··· Extracted records
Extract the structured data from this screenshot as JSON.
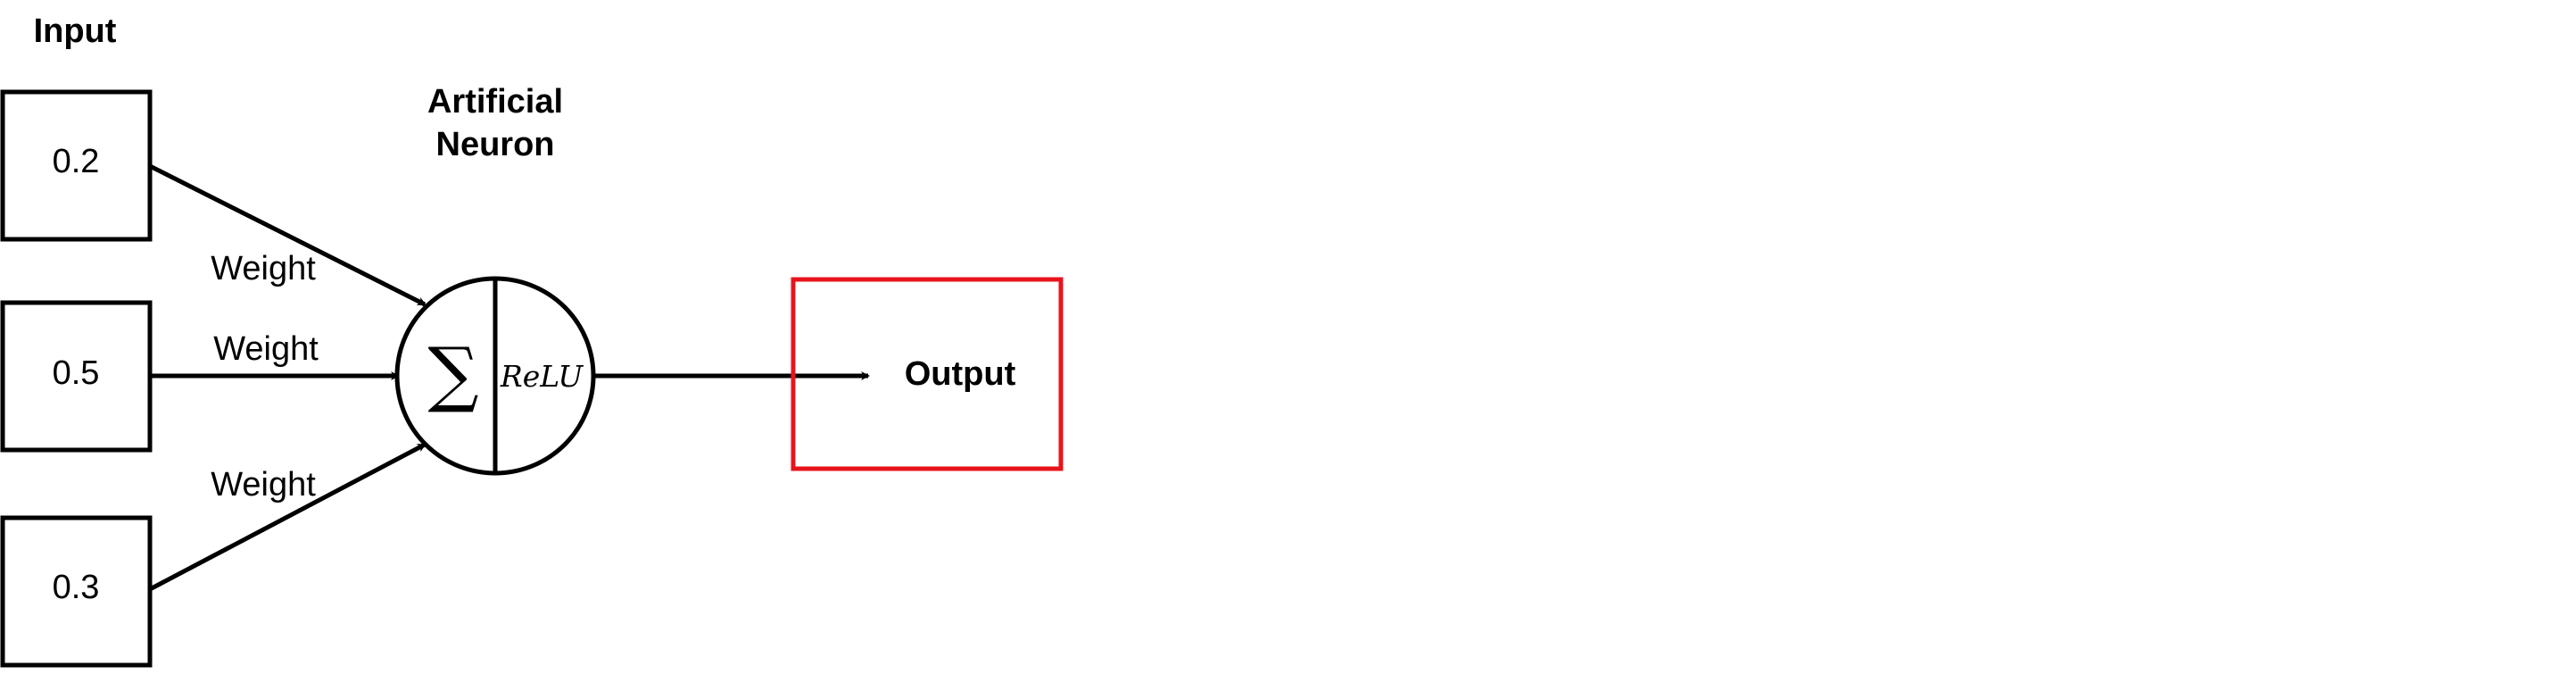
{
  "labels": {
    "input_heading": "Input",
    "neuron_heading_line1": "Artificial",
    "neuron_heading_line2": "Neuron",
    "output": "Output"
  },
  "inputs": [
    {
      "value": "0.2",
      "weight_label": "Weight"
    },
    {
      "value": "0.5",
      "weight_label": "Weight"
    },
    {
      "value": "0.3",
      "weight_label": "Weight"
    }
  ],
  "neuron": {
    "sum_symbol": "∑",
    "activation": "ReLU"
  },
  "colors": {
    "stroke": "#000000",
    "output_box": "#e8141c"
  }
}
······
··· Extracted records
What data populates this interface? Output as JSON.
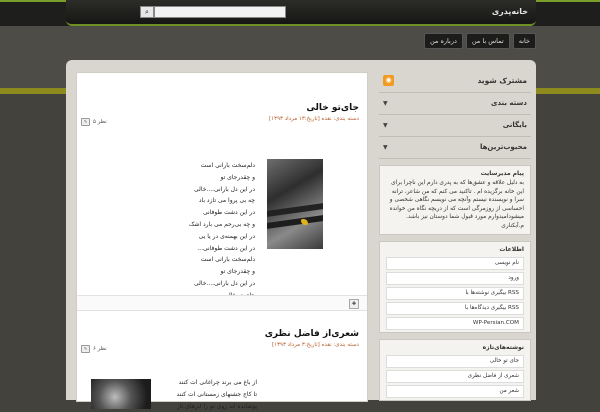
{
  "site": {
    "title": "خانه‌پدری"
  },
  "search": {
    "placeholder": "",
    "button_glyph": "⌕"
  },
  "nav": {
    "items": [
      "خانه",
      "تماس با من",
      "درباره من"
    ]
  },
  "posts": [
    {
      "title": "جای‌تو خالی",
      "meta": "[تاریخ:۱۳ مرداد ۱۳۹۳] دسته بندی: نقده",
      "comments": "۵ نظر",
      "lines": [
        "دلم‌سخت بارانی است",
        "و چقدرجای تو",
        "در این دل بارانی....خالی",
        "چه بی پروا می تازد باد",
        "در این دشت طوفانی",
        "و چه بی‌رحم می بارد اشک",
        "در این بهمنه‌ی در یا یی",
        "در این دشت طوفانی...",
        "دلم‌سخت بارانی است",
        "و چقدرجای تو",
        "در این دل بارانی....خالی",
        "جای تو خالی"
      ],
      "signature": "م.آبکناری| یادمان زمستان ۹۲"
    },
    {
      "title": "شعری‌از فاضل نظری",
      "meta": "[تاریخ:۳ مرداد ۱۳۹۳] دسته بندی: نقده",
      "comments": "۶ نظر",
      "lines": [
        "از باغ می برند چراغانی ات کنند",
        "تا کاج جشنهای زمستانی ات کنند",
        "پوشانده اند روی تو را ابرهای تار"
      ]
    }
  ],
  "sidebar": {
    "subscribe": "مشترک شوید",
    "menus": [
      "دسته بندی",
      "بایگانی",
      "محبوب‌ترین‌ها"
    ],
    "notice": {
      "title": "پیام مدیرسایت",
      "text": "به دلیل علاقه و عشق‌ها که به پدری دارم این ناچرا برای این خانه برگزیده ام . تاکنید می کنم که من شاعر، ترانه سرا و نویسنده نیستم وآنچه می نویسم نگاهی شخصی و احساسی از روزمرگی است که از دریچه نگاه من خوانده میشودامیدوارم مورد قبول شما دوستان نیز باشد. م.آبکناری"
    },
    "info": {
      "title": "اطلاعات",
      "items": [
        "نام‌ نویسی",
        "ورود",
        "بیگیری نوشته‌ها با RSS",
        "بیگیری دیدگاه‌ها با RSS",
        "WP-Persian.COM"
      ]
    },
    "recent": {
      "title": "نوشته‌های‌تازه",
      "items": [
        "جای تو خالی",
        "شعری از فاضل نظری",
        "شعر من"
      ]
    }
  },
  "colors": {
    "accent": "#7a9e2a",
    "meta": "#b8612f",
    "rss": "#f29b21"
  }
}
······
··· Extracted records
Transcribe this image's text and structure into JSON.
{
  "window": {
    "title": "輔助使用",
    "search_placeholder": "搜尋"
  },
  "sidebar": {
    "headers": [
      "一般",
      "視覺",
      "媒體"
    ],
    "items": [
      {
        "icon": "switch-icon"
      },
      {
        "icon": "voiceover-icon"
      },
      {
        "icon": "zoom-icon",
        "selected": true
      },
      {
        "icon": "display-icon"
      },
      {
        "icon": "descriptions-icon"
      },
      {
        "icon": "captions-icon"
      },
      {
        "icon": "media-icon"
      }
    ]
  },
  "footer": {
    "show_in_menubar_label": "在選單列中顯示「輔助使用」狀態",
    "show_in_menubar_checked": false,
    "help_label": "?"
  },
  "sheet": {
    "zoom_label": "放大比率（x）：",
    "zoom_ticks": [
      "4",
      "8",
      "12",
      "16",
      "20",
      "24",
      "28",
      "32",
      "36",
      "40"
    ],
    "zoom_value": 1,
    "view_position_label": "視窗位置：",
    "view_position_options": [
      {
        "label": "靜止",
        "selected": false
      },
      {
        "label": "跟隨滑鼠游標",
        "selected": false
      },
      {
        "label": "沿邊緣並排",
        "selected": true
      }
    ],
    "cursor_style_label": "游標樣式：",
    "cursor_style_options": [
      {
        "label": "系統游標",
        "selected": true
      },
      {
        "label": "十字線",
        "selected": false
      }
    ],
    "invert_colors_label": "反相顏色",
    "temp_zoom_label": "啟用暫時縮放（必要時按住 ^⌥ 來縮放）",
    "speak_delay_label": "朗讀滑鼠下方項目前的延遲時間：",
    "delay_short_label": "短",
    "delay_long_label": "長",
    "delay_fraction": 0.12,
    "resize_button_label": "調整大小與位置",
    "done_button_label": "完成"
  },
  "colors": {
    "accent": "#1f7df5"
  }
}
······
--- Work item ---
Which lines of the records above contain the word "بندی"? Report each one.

--- Solution for this problem ---
      "meta": "[تاریخ:۱۳ مرداد ۱۳۹۳] دسته بندی: نقده",
      "meta": "[تاریخ:۳ مرداد ۱۳۹۳] دسته بندی: نقده",
      "دسته بندی",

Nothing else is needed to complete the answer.